Take care,

Kevin

Kevin Patterson, MURP, MPA
Chief Executive Officer
Connect for Health Colorado

To Our Valued Stakeholders,

I had the opportunity last week to participate in a conference with America’s Health Insurance Plans (AHIP), the national association of health insurance companies. The 2017 National Conference on the Individual and Small Group Markets brought industry executives and state health policy experts together to look at potential innovations in the individual and small group markets. My presentation summarizes our history, current state and some of the opportunity we see.

Legislative Update

Media are reporting today that the House of Representatives will vote on the American Health Care Act as early as Thursday. The Monday release of the Congressional Budget Office report scoring the bill — and the estimate that 24 million Americans would lose their health insurance coverage in 10 years — prompted a lot of discussion about potential changes to the legislation.

The Colorado Health Institute released an analysis of the current legislative proposal’s impact on Colorado, estimating that 600,000 Coloradans would lose coverage by 2030 if the proposal were to become law.

Recall that the debate in Congress prior to passing the Affordable Care Act took close to a year and it still feels early in the process. The seventh anniversary of that bill becoming law is also on Thursday.

In Recent News

You may find some valuable historical perspective in two media releases this week.

Writers with Vox.com went deep with a “lessons learned” piece that includes an interview with former President Obama.
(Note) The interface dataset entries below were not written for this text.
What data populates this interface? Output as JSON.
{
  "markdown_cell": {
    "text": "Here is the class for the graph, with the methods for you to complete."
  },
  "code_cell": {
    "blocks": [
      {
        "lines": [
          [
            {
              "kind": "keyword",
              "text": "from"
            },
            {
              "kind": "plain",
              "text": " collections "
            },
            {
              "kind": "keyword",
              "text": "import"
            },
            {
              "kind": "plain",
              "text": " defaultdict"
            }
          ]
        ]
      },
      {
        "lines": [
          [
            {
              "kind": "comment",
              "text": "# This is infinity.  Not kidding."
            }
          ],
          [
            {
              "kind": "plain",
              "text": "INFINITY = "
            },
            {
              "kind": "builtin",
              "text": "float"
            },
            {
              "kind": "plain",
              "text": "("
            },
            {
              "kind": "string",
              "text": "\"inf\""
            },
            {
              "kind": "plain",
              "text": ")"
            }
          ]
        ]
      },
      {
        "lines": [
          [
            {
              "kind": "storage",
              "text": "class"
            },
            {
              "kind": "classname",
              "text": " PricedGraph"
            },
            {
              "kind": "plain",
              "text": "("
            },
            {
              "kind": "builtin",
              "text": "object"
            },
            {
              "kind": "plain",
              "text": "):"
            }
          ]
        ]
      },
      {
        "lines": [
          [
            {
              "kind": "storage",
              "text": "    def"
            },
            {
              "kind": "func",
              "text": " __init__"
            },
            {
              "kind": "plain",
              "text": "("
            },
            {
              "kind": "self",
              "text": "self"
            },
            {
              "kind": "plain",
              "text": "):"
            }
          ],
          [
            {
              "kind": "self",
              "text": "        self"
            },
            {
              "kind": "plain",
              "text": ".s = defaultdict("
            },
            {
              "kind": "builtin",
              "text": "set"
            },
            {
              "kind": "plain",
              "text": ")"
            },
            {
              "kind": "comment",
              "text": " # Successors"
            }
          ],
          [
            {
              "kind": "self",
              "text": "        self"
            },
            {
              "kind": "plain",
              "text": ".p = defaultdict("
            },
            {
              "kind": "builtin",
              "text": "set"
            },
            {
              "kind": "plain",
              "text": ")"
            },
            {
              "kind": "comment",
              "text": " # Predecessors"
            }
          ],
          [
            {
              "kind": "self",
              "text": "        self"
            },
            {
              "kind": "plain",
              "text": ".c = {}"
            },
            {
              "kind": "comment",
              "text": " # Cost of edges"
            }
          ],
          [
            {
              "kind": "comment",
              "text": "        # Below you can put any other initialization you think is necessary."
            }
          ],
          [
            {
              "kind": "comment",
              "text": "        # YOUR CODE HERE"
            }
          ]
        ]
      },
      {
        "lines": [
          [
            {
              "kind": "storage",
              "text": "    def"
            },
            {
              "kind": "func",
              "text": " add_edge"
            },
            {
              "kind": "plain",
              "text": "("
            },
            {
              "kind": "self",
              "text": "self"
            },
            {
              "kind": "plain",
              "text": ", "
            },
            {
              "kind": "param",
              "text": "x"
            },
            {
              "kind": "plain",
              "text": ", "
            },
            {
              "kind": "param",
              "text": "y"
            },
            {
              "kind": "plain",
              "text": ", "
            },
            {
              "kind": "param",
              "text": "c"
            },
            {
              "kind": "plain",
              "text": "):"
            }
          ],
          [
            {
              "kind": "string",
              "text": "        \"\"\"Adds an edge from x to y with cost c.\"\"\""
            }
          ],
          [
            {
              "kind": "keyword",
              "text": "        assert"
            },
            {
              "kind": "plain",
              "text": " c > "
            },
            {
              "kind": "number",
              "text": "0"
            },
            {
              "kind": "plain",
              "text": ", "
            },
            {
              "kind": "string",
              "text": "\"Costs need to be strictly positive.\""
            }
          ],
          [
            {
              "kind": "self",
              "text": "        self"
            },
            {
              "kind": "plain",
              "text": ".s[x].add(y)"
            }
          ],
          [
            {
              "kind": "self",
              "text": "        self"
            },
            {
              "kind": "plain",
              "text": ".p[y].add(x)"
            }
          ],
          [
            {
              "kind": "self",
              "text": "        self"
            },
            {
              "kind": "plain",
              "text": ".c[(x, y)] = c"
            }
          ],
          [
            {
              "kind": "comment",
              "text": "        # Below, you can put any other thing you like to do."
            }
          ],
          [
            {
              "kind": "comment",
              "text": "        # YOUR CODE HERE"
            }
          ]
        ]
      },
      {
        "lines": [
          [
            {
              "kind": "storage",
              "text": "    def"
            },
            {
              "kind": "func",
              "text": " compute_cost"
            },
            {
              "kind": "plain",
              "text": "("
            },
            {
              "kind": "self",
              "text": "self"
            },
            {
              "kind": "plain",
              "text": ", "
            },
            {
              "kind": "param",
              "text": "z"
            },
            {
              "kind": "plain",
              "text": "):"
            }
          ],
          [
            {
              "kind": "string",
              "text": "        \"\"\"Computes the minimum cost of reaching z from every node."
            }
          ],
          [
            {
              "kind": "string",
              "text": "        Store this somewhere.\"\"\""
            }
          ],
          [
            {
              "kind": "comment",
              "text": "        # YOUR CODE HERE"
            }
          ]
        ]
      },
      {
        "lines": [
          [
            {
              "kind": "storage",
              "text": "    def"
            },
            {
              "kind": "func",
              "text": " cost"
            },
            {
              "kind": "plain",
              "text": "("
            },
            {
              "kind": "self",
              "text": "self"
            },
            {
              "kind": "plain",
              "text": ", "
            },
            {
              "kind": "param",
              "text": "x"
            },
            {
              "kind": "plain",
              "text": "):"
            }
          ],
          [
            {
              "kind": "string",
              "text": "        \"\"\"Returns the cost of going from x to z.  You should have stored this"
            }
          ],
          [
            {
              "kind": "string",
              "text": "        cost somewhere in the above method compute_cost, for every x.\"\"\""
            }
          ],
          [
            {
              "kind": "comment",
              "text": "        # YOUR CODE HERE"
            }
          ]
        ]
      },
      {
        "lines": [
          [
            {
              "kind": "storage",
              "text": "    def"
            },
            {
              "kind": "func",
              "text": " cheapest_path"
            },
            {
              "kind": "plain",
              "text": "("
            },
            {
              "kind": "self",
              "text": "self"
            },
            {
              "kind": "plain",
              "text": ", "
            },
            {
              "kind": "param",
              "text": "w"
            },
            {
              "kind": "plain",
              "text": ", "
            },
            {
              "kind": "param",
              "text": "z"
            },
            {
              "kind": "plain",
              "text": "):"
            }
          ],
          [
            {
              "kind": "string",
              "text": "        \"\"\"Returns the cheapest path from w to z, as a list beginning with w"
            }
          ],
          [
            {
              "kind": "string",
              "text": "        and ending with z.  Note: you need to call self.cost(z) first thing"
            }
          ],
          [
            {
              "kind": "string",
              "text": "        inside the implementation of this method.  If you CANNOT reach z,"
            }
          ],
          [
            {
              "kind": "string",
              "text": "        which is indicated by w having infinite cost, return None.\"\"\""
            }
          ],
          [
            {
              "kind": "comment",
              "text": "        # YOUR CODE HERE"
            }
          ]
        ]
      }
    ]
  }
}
Some of our own state’s lessons learned surfaced in a Colorado Public Radio interview with Bill Lindsay, a retired insurance executive who chaired the Blue Ribbon Commission for Healthcare Reform (the “208 Commission”) and who continues to work with the Colorado Commission on Affordable Health Care. The idea of creating what would become Connect for Health Colorado was born with the 208 Commission.

Take care,

Kevin

Kevin Patterson, MURP, MPA
Chief Executive Officer
Connect for Health Colorado